Sen. Burt Jones, R-Jackson
Is it really necessary to codify partisan vilification of the Affordable Care Act? Apparently, the insurance agent from Jackson thinks so. Obviously assuming that the new law will raise prices, Jones proposed legislation that would require Georgia insurers to explicitly state at the bottom of bills how much of a premium hike comes as the result of the president's health care overhaul. Further, it would say that the Legislature, governor, and insurance commissioner weren't at fault. The kicker? The law would expire at the end of 2014, giving the impression that it was simply intended to give its author and other Republicans an extra bump in next year's midterm elections.
The "Walking Ed" award
Rep. Edward Lindsey, R-Atlanta
We saw a glimmer of the common-sense Buckhead Republican we once knew when he implored his colleagues to buck the threats of anti-tax activist Grover Norquist and support the bed tax, which could stave off massive cuts to hospitals. Or when he proposed allowing state reservoir funds to help pay for water conservation. We'd like to see more of that person, and less of the right-wing zombie championing legislation that would allow parents to stage coups in schools, shrink Fulton County, or promote the Tennessee-Georgia border dispute as a realistic solution to the state's long-term water woes. And ease off the anti-labor union bills, too. Yes, we know you want to serve in Congress. But step away from the dark side, Ed. You're better than this.
The "Hide in my Bosom" Award
Gov. Nathan Deal
State lawmakers, who serve part-time, have basically two responsibilities: cast votes and kowtow to Georgia Power's commands. The governor only made them do the latter this session. When it came time for the General Assembly to take up a bill to tax Georgia hospitals' net profits, a measure required to pull down vital federal funding, some conservatives started grumbling. They thought the policy would violate a blood oath made to Grover Norquist, the Washington, D.C.-based anti-tax activist who's made a career out of telling elected officials how to do their jobs. Rather than ask lawmakers to do what's best for the state's medical network and risk getting primaried next November for breaking a tax pledge, Deal pulled some administrative acrobatics — and found a way to task an unelected bureaucrat with the responsibility. And when he realized that lawmakers would use a bill allowing up to $300 million in public cash to be spent on subsidizing a new Atlanta Falcons stadium as a grandstanding opportunity, he walked across the street and asked Mayor Kasim Reed to handle the deal. Deal, who essentially gave former state Sen. Chip Rogers — a wing-nut favorite and re-election threat — a $150,000 golden parachute to leave the Gold Dome late last year, is the Capitol's sugar daddy, and we're all the worse off for it.

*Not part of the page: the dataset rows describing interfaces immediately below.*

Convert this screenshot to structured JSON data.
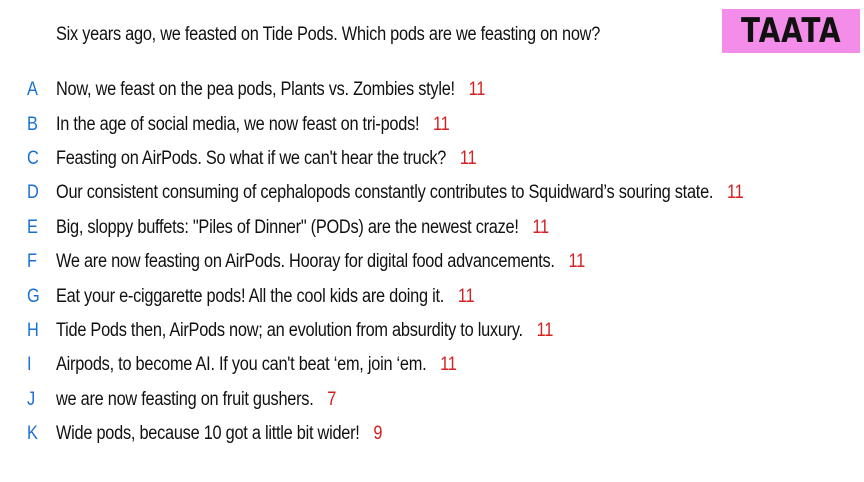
{
  "question": "Six years ago, we feasted on Tide Pods. Which pods are we feasting on now?",
  "logo": "TAATA",
  "colors": {
    "letter": "#1a6fd4",
    "score": "#d42020",
    "logo_bg": "#f48ce9"
  },
  "answers": [
    {
      "letter": "A",
      "text": "Now, we feast on the pea pods, Plants vs. Zombies style!",
      "score": "11"
    },
    {
      "letter": "B",
      "text": "In the age of social media, we now feast on tri-pods!",
      "score": "11"
    },
    {
      "letter": "C",
      "text": "Feasting on AirPods. So what if we can't hear the truck?",
      "score": "11"
    },
    {
      "letter": "D",
      "text": "Our consistent consuming of cephalopods constantly contributes to Squidward’s souring state.",
      "score": "11"
    },
    {
      "letter": "E",
      "text": "Big, sloppy buffets: \"Piles of Dinner\" (PODs) are the newest craze!",
      "score": "11"
    },
    {
      "letter": "F",
      "text": "We are now feasting on AirPods. Hooray for digital food advancements.",
      "score": "11"
    },
    {
      "letter": "G",
      "text": "Eat your e-ciggarette pods! All the cool kids are doing it.",
      "score": "11"
    },
    {
      "letter": "H",
      "text": "Tide Pods then, AirPods now; an evolution from absurdity to luxury.",
      "score": "11"
    },
    {
      "letter": "I",
      "text": "Airpods, to become AI. If you can't beat ‘em, join ‘em.",
      "score": "11"
    },
    {
      "letter": "J",
      "text": "we are now feasting on fruit gushers.",
      "score": "7"
    },
    {
      "letter": "K",
      "text": "Wide pods, because 10 got a little bit wider!",
      "score": "9"
    }
  ]
}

The "If I Only Had a Friend" Award
Rep. Mike Jacobs, R-Brookhaven
Another year, another bullshit bill beating up on MARTA. Jacobs, chairman of the Gold Dome's MARTA oversight committee, pulled a page from last year's legislative playbook and added a twist. In addition to giving mayors in Fulton and DeKalb counties' predominantly Republican new cities a strong hand in appointing MARTA's 12-member board, his legislation would've mandated the privatization of the transit agency's bus cleaners, payroll, paratransit drivers, and many other operations. MARTA CEO Keith Parker had already signaled that he would outsource some services. But Jacobs wanted to force his hand. In addition, he wanted to tinker with employee pension plans. Union and transit officials warned Jacobs that his moves could run afoul of federal laws and jeopardize federal funding. But Jacobs pressed on. When it appeared his bills were dead on arrival in the Senate, he snuck language into an unrelated bill, pissing off members of the upper chamber. Jacobs got his board appointment changes, but finally decided to retry his privatization scheme next year. He might want to make some buddies in the Senate between now and then.

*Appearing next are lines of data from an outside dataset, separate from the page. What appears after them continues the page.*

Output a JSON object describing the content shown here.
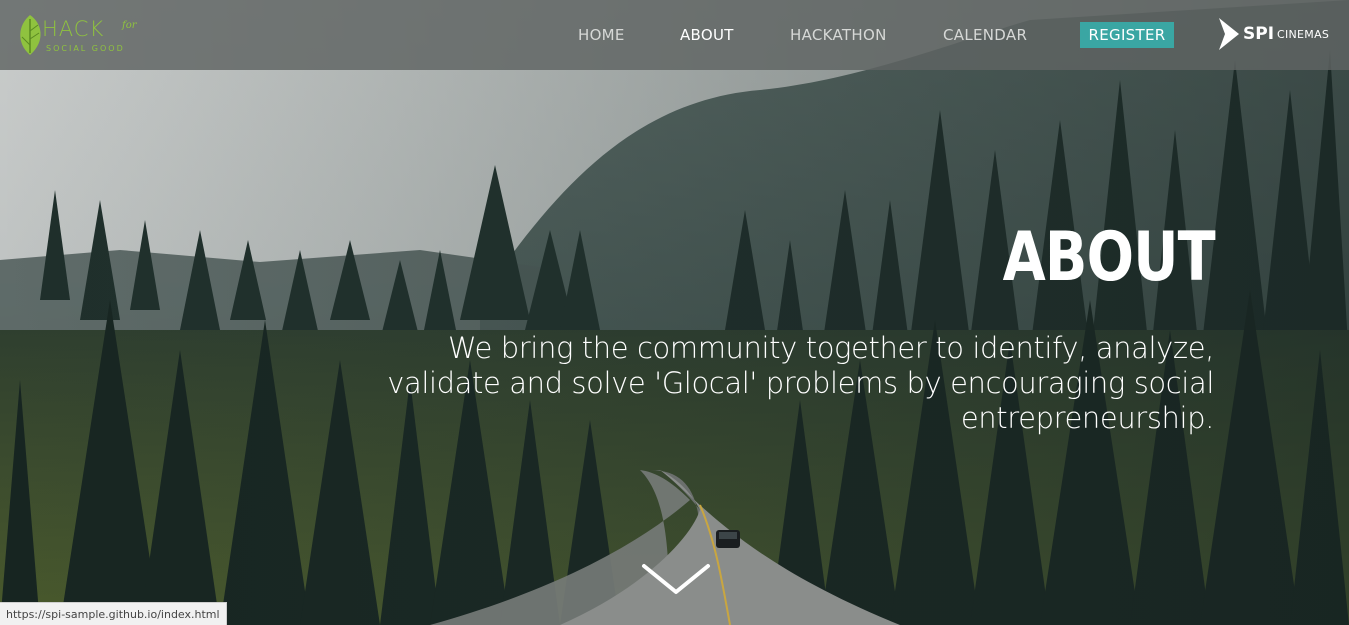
{
  "logo": {
    "hack": "HACK",
    "for": "for",
    "social": "SOCIAL GOOD"
  },
  "nav": {
    "items": [
      {
        "label": "HOME"
      },
      {
        "label": "ABOUT"
      },
      {
        "label": "HACKATHON"
      },
      {
        "label": "CALENDAR"
      }
    ],
    "active": "ABOUT",
    "register_label": "REGISTER"
  },
  "sponsor": {
    "spi": "SPI",
    "cinemas": "CINEMAS"
  },
  "hero": {
    "title": "ABOUT",
    "description": "We bring the community together to identify, analyze, validate and solve 'Glocal' problems by encouraging social entrepreneurship."
  },
  "icons": {
    "logo_leaf": "leaf-icon",
    "sponsor_mark": "spi-chevron-icon",
    "scroll": "chevron-down-icon"
  },
  "status_bar": {
    "url": "https://spi-sample.github.io/index.html"
  },
  "colors": {
    "accent": "#3aa6a3",
    "logo_green": "#8fc23f",
    "nav_bg": "#5f6463"
  }
}
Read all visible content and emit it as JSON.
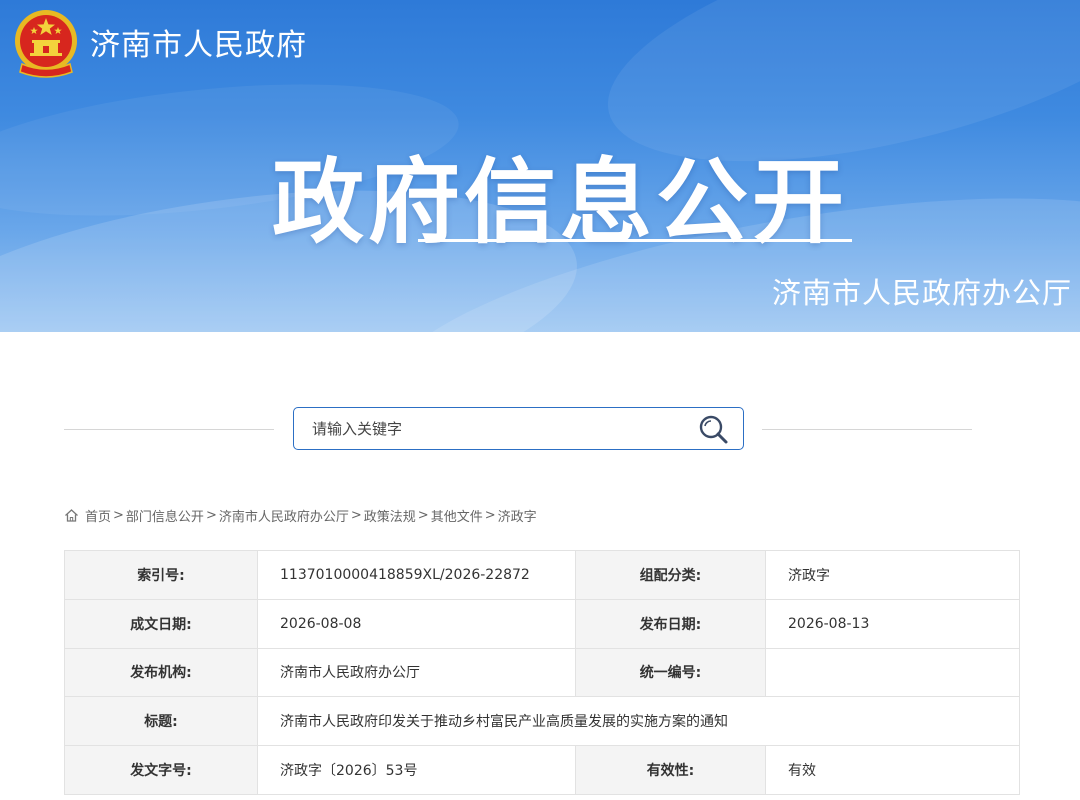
{
  "header": {
    "site_name": "济南市人民政府",
    "big_title": "政府信息公开",
    "office_name": "济南市人民政府办公厅",
    "emblem_icon": "national-emblem-icon"
  },
  "search": {
    "placeholder": "请输入关键字",
    "value": "",
    "button_icon": "search-icon",
    "accent_color": "#2c6fc4"
  },
  "breadcrumb": {
    "home_icon": "home-icon",
    "items": [
      "首页",
      "部门信息公开",
      "济南市人民政府办公厅",
      "政策法规",
      "其他文件",
      "济政字"
    ],
    "separator": ">"
  },
  "info": {
    "index_no_label": "索引号:",
    "index_no": "1137010000418859XL/2026-22872",
    "category_label": "组配分类:",
    "category": "济政字",
    "written_date_label": "成文日期:",
    "written_date": "2026-08-08",
    "publish_date_label": "发布日期:",
    "publish_date": "2026-08-13",
    "issuer_label": "发布机构:",
    "issuer": "济南市人民政府办公厅",
    "unified_no_label": "统一编号:",
    "unified_no": "",
    "title_label": "标题:",
    "title": "济南市人民政府印发关于推动乡村富民产业高质量发展的实施方案的通知",
    "doc_no_label": "发文字号:",
    "doc_no": "济政字〔2026〕53号",
    "validity_label": "有效性:",
    "validity": "有效"
  }
}
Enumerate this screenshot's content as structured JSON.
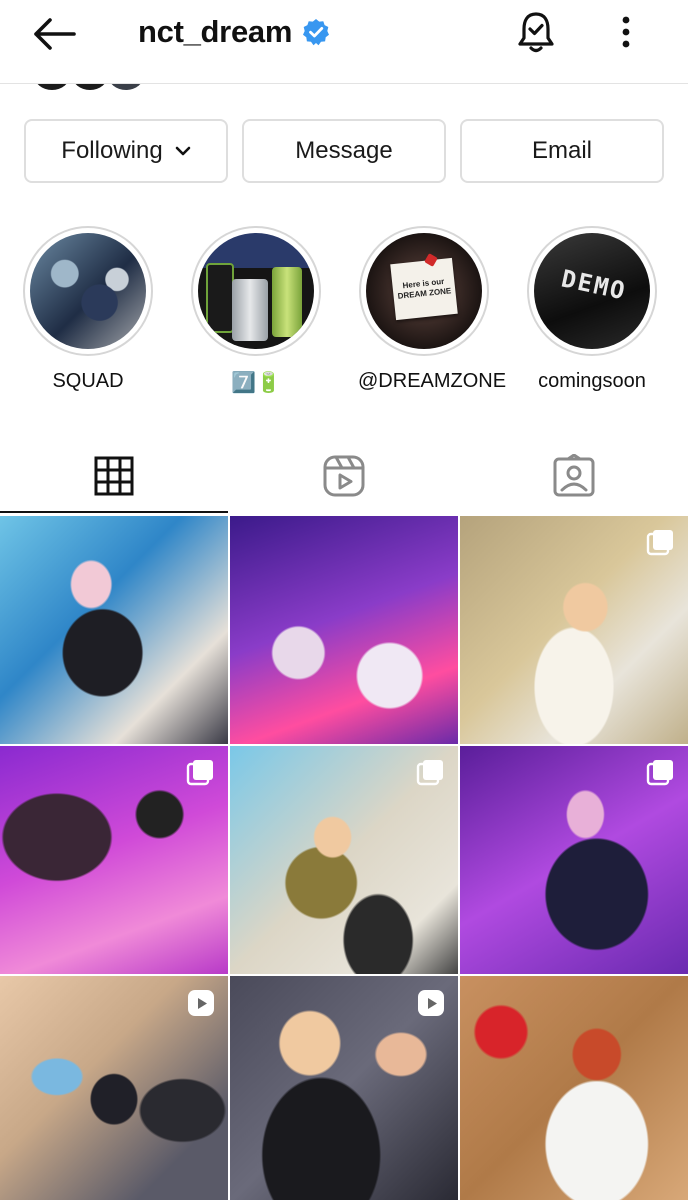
{
  "header": {
    "username": "nct_dream",
    "back_icon": "arrow-left-icon",
    "verified_icon": "verified-badge-icon",
    "notification_icon": "bell-check-icon",
    "more_icon": "more-vertical-icon"
  },
  "actions": {
    "following_label": "Following",
    "message_label": "Message",
    "email_label": "Email"
  },
  "highlights": [
    {
      "label": "SQUAD"
    },
    {
      "label": "7️⃣🔋"
    },
    {
      "label": "@DREAMZONE"
    },
    {
      "label": "comingsoon"
    }
  ],
  "highlight_texts": {
    "dreamzone_card": "Here is our DREAM ZONE",
    "demo_sign": "DEMO"
  },
  "tabs": [
    {
      "icon": "grid-icon",
      "active": true
    },
    {
      "icon": "reels-icon",
      "active": false
    },
    {
      "icon": "tagged-icon",
      "active": false
    }
  ],
  "posts": [
    {
      "type": "photo"
    },
    {
      "type": "photo"
    },
    {
      "type": "carousel"
    },
    {
      "type": "carousel"
    },
    {
      "type": "carousel"
    },
    {
      "type": "carousel"
    },
    {
      "type": "reel"
    },
    {
      "type": "reel"
    },
    {
      "type": "photo"
    }
  ],
  "colors": {
    "verified_blue": "#3897f0",
    "border": "#dedede",
    "text": "#111111"
  }
}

@ JF Williams "And now I have even more of a reason to totally ignore…
If only he'd continued to throw strikes the way he tweets.
Wow! Look what I missed...didn't miss anything I was at the beach. I burned gas…
At-large voting is a crock and a crime when it's conducted this way. Get rid…
If it is John Rocker writing the tweets they are pretty good.